All of this interaction implies a need for an integrated design team that works together to design the whole building. The concept of integrated design teams has been around for many years, but effective integration does not always happen. Resource 2 is a good video discussing their importance. Integrated design teams are especially important in federal construction, as current executive orders require the use of integrated design teams and new federal requirements are focused solely on whole-building energy or whole-building fossil fuel-based energy consumption. While most energy codes are still written as stand-alone prescriptive sections for different disciplines, the future of commercial building energy codes is likely to be whole-building approaches.
Use of an integrated design approach requires an integrated design team, and an integrated design team requires well-drafted contracts, subcontracts, and consultant agreements that will help project participants clearly define the roles and responsibilities necessary for code compliance and successful project completion. The American Institute of Architects (AIA) publishes a variety of standard form agreements that define the critical roles and responsibilities involved in the design and construction of projects across a variety of delivery models (see Resource 3 for more information on AIA contract documents). DOE has also prepared a Commercial Buildings for Architects Resource Guide that covers integrated design and many other topics (Resource 4).
The Whole-Building Design Guide offers a free online class on integrated design (Resource 5). Residential buildings are generally simpler than commercial buildings and therefore the “integrated design team” may include fewer members, but the principles of integrated design still apply.
Building Information Modeling
Table 1 also provides a reminder that someone on the building team needs to be responsible for documentation of the design. Three separate sections of this toolkit focus on documenting the original design, documenting the building "as built," and providing that documentation to the code official for approval. With the ever increasing complexity and volume of documentation, the concept of BIM becomes increasingly attractive.

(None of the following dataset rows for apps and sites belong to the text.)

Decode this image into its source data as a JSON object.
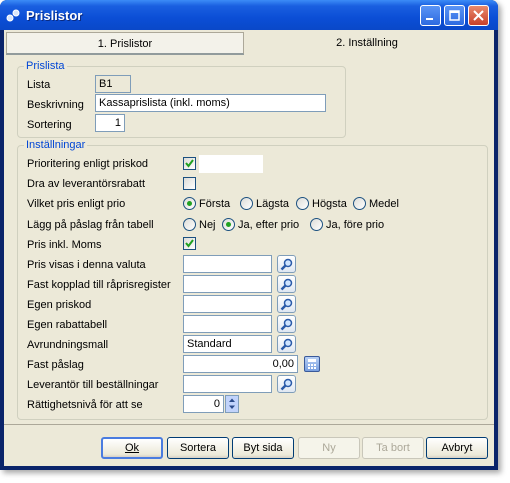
{
  "window": {
    "title": "Prislistor"
  },
  "tabs": [
    {
      "label": "1. Prislistor",
      "selected": false
    },
    {
      "label": "2. Inställning",
      "selected": true
    }
  ],
  "prislista": {
    "group_title": "Prislista",
    "lista_label": "Lista",
    "lista_value": "B1",
    "beskrivning_label": "Beskrivning",
    "beskrivning_value": "Kassaprislista (inkl. moms)",
    "sortering_label": "Sortering",
    "sortering_value": "1"
  },
  "installningar": {
    "group_title": "Inställningar",
    "prioritering_label": "Prioritering enligt priskod",
    "prioritering_checked": true,
    "leverantorsrabatt_label": "Dra av leverantörsrabatt",
    "leverantorsrabatt_checked": false,
    "vilket_pris_label": "Vilket pris enligt prio",
    "vilket_pris_options": [
      "Första",
      "Lägsta",
      "Högsta",
      "Medel"
    ],
    "vilket_pris_selected": "Första",
    "lagg_pa_label": "Lägg på påslag från tabell",
    "lagg_pa_options": [
      "Nej",
      "Ja, efter prio",
      "Ja, före prio"
    ],
    "lagg_pa_selected": "Ja, efter prio",
    "pris_inkl_moms_label": "Pris inkl. Moms",
    "pris_inkl_moms_checked": true,
    "valuta_label": "Pris visas i denna valuta",
    "valuta_value": "",
    "raprisregister_label": "Fast kopplad till råprisregister",
    "raprisregister_value": "",
    "egen_priskod_label": "Egen priskod",
    "egen_priskod_value": "",
    "egen_rabattabell_label": "Egen rabattabell",
    "egen_rabattabell_value": "",
    "avrundningsmall_label": "Avrundningsmall",
    "avrundningsmall_value": "Standard",
    "fast_paslag_label": "Fast påslag",
    "fast_paslag_value": "0,00",
    "leverantor_label": "Leverantör till beställningar",
    "leverantor_value": "",
    "rattighetsniva_label": "Rättighetsnivå för att se",
    "rattighetsniva_value": "0"
  },
  "buttons": {
    "ok": "Ok",
    "sortera": "Sortera",
    "byt_sida": "Byt sida",
    "ny": "Ny",
    "ta_bort": "Ta bort",
    "avbryt": "Avbryt"
  },
  "icons": {
    "app": "price-list-app-icon",
    "search": "magnifier-icon",
    "calculator": "calculator-icon",
    "spinner": "spinner-arrows-icon"
  },
  "colors": {
    "titlebar": "#0b4ed6",
    "group_title": "#0046d5",
    "dialog_bg": "#ece9d8",
    "check_mark": "#21a121"
  }
}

The Commercial Buildings for Architects Resource Guide (Resource 4) has this to say about BIM: Building information modeling (BIM) software allows essentially all project-related data to be placed in an electronic library for the entire project team to see. While traditional paper-based materials can provide the same information, the ability to "see and apply" such paper-based information is very limited, even if only two people try to do it at the same time. An electronic format can provide a virtual building where designs can be evaluated for cost, schedule, conflicts of systems space, visual atmosphere, energy use, and code compliance, to name a few.
DOE provides an excellent tool for documenting energy code compliance in the COMcheck software, but this is a stand-alone tool that requires someone to manually enter data from plans and specifications. DOE and others provide a number of whole-building energy simulation tools that can be used to predict whole-building energy usage of a proposed design. But again, these tend to be stand-alone tools that require someone to manually enter data. The “Holy Grail” of the building design community is (and should be) a tool that allows practitioners to follow an integrated design approach and that provides any necessary energy simulation and code compliance documentation automatically. BIM tools may soon provide that “Holy Grail.”